Task objective = Wherever "this" turns up in the entries, copy out the line that holds it.

Web page and app entries
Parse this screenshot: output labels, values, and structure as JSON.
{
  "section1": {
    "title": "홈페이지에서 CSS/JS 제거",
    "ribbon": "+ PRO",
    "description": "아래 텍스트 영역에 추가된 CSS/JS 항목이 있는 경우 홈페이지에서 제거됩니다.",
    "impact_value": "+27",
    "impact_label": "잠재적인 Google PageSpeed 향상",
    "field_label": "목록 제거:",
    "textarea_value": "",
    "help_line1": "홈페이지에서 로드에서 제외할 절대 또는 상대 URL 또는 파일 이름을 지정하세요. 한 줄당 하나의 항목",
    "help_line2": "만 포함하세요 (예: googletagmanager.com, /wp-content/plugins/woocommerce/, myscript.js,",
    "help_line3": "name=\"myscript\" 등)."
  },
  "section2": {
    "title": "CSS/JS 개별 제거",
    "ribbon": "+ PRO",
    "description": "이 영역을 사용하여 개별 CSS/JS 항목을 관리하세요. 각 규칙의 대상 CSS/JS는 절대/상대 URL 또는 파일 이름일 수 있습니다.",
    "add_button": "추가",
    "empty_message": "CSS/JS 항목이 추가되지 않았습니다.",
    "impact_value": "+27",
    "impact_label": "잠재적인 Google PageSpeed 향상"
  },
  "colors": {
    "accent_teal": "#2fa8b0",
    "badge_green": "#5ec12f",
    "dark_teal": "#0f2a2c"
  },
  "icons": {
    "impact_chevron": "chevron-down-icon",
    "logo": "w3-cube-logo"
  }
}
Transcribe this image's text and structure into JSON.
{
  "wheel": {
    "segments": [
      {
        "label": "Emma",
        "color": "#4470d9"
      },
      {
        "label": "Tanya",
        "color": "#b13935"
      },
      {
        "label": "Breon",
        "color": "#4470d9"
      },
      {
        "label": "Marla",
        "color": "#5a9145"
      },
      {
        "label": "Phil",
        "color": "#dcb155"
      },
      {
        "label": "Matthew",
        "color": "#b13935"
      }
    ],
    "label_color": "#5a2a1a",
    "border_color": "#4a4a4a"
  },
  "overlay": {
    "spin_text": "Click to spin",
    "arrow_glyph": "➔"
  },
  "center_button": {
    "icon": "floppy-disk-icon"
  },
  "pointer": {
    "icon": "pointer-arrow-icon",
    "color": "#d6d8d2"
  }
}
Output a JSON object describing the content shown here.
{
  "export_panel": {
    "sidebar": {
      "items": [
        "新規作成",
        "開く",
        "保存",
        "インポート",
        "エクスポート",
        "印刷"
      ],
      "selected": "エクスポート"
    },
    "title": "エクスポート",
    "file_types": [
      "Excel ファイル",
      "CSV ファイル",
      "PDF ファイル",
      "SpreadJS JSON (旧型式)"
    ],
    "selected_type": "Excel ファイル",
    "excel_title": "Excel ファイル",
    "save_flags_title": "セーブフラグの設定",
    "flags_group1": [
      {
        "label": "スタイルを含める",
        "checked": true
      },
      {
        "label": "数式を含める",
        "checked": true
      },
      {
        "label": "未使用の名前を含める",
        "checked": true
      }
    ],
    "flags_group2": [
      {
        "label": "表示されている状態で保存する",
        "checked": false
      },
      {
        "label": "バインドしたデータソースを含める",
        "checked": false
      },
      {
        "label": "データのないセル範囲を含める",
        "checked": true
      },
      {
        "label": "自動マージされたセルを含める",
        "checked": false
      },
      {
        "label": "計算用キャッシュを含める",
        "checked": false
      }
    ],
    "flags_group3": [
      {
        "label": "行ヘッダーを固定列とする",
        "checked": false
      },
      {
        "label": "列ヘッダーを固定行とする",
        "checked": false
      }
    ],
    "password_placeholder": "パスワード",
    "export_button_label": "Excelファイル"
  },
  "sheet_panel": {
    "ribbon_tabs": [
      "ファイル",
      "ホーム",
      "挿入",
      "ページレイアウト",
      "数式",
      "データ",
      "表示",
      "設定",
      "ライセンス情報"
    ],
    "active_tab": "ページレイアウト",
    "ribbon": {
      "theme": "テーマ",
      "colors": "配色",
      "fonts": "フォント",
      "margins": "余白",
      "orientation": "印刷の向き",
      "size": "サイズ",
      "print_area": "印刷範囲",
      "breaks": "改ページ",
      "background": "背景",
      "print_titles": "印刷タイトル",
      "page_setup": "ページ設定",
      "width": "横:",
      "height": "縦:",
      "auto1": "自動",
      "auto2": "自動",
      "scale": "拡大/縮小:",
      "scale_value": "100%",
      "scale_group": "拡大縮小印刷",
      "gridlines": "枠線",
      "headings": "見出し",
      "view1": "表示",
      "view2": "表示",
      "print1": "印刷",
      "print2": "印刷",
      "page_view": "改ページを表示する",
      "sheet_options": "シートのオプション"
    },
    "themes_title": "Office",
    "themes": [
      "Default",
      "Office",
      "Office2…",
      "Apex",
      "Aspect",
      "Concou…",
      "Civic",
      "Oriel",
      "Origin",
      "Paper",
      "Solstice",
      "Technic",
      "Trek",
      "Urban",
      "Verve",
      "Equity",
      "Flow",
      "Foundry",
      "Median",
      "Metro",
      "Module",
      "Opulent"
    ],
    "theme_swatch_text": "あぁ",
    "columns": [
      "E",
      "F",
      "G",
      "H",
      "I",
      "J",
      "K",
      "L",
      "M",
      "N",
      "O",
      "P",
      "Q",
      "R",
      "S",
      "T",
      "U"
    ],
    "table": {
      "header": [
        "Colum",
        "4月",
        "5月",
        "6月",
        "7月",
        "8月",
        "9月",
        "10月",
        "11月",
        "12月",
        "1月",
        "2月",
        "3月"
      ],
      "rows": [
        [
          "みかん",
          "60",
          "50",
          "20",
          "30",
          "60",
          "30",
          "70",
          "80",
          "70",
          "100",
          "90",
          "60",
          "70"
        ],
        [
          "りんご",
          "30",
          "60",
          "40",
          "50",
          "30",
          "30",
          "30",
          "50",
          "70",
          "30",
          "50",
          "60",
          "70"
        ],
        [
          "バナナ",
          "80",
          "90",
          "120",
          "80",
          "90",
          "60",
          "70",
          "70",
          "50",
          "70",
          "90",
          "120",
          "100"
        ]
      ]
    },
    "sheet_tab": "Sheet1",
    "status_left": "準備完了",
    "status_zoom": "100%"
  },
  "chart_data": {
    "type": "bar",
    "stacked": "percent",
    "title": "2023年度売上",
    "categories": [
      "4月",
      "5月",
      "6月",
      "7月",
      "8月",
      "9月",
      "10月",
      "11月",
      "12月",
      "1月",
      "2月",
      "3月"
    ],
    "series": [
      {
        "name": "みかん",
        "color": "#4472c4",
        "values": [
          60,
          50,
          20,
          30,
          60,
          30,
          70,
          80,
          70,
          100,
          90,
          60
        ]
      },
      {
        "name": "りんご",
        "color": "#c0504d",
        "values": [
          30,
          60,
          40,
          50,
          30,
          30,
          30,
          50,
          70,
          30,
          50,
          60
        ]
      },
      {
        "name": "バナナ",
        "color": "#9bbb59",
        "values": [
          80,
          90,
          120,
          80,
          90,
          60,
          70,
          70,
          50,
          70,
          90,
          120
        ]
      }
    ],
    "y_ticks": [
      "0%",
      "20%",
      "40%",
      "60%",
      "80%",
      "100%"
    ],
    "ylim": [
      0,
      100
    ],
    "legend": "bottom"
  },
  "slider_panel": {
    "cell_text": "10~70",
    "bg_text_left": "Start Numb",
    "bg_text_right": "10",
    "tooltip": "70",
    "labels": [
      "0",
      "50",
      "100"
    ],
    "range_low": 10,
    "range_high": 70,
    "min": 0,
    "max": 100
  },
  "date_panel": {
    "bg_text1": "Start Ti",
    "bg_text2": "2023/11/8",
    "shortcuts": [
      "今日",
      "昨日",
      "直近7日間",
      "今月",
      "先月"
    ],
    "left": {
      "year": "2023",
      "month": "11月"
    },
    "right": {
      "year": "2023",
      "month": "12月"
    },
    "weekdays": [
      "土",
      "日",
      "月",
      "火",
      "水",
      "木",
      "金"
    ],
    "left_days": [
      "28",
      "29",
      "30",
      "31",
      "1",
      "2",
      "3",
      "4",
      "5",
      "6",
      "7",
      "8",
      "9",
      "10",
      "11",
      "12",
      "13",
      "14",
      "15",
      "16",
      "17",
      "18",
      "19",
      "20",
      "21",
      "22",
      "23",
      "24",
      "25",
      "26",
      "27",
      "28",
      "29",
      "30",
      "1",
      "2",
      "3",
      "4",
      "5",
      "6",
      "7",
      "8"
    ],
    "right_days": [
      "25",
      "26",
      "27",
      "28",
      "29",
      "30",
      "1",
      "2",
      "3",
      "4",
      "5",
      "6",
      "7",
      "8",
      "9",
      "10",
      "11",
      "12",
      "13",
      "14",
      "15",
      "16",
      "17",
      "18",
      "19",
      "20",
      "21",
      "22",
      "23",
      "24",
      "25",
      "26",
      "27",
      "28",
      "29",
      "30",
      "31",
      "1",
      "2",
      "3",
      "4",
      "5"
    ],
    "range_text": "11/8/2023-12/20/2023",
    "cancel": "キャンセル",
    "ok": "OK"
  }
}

Solved exercise =
Parse this screenshot: output labels, values, and structure as JSON.
Transcribe this image's text and structure into JSON.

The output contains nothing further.